The Indian power sector is going through a major transformation owing to extensive generation from sustainable energy sources such as solar and wind and the introduction of newer market mechanisms such as real-time market, which provide the opportunity to trade power within half-hour windows.
However, there are challenges that hinder the evolution of the sector into a sustainable model. These include the poor financial health of electricity distribution companies (DISCOMs), slow momentum in attaining renewable energy targets, and the desynchronized functioning of various stakeholders. To resolve these, the Ministry of Power introduced the draft Electricity Act (Amendment) Bill, 2020 (the Electricity Act, 2003). Let’s revisit some of the key amendments proposed in the Bill.
Improving the functioning of DISCOMs
The amendment to introduce cost-reflective tariff makes it mandatory for DISCOMs to specify each parameter related to distribution costs in tariff designing.
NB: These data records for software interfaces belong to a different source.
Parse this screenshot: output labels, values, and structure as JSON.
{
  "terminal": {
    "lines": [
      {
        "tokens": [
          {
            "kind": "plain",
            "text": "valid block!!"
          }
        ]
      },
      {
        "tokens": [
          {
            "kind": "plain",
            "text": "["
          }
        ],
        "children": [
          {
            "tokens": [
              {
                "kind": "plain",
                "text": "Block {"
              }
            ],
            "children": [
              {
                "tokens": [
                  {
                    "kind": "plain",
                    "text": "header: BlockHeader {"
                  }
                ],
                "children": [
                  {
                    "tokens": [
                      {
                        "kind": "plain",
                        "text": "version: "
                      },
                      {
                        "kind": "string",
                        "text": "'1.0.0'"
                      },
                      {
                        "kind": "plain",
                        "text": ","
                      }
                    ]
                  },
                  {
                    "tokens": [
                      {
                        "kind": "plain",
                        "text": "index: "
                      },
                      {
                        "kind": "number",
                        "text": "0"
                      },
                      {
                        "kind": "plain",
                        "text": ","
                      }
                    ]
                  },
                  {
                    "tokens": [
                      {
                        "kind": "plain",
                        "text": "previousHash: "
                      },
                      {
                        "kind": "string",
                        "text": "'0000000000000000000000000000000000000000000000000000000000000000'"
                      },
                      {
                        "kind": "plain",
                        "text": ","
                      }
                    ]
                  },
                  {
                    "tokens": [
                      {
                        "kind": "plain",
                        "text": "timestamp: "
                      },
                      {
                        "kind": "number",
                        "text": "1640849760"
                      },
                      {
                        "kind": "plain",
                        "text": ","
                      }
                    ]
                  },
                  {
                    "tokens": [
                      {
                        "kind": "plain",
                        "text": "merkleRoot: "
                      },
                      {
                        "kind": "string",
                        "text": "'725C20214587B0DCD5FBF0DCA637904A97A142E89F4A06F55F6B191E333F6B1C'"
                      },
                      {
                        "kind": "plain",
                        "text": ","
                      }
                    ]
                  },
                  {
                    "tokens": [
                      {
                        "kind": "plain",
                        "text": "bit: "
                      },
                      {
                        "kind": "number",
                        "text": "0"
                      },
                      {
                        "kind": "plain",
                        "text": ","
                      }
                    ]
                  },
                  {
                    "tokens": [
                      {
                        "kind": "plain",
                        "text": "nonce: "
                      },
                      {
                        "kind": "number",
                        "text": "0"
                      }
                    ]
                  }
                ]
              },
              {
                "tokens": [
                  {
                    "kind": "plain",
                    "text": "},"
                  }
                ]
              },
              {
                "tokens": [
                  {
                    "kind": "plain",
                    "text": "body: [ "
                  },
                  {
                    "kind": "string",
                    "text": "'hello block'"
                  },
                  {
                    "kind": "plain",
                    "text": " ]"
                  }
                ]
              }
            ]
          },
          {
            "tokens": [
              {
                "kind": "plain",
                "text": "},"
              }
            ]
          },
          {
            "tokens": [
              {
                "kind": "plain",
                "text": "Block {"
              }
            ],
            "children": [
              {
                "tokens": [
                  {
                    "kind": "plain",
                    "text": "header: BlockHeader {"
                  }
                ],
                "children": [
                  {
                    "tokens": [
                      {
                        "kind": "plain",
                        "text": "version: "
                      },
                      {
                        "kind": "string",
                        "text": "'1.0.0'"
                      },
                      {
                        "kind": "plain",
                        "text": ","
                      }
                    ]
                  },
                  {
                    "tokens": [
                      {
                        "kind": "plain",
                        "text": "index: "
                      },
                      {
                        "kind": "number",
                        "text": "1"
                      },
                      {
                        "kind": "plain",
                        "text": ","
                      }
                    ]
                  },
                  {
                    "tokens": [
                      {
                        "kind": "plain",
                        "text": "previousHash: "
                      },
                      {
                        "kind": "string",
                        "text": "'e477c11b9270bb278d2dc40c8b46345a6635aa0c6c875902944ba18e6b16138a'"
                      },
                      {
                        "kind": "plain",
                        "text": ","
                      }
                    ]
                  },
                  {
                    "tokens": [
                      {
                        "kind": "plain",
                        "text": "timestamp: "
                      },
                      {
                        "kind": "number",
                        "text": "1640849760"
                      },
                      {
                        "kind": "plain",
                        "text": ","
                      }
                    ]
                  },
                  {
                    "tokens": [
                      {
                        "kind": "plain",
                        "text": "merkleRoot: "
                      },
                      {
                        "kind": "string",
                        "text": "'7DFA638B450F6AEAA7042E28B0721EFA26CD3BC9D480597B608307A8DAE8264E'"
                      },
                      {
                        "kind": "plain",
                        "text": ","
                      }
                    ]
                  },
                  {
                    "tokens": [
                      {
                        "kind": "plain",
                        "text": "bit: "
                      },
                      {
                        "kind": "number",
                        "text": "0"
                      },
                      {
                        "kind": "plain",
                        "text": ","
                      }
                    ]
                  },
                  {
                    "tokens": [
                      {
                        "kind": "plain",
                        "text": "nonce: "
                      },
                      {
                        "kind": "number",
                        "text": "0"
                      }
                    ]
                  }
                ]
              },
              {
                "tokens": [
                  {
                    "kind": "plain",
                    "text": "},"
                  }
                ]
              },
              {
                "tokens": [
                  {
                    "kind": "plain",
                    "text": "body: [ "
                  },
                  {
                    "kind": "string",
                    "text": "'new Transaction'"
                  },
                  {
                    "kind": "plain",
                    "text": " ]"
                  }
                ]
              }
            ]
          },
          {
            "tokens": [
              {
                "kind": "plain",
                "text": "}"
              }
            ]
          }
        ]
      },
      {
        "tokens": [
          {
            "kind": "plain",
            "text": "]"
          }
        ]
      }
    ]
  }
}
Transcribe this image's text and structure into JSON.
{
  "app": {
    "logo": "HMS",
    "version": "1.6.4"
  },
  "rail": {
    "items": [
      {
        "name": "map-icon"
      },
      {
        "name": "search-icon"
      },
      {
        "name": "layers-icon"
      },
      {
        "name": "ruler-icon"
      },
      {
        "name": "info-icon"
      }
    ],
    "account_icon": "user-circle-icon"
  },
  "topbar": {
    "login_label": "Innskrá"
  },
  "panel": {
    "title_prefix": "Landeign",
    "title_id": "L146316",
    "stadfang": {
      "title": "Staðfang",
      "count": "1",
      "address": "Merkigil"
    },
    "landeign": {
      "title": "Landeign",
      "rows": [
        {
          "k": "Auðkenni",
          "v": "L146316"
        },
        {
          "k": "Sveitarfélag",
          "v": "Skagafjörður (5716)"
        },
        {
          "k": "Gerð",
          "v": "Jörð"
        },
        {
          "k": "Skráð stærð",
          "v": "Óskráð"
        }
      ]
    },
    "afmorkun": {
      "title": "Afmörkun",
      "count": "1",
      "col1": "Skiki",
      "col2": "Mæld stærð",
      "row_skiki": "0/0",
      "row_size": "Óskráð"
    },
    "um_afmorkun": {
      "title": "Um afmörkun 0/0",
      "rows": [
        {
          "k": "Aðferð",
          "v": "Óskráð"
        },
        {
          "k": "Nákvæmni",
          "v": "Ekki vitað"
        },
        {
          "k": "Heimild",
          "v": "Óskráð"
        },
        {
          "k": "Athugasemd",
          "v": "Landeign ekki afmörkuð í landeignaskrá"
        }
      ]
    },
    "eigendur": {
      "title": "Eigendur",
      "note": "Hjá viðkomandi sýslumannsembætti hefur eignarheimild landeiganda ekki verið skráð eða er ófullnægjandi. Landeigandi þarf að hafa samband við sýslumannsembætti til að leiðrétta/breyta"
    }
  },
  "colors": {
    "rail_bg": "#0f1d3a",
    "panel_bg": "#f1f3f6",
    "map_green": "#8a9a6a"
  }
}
The finalised distribution costs shall be approved by the state/central electricity regulatory commission (SERC/CERC).
The proposed amendment on the Direct Benefit Transfer (DBT) scheme will ensure that subsidy is distributed to beneficiaries directly. The SERC should not take subsidy into account while determining tariffs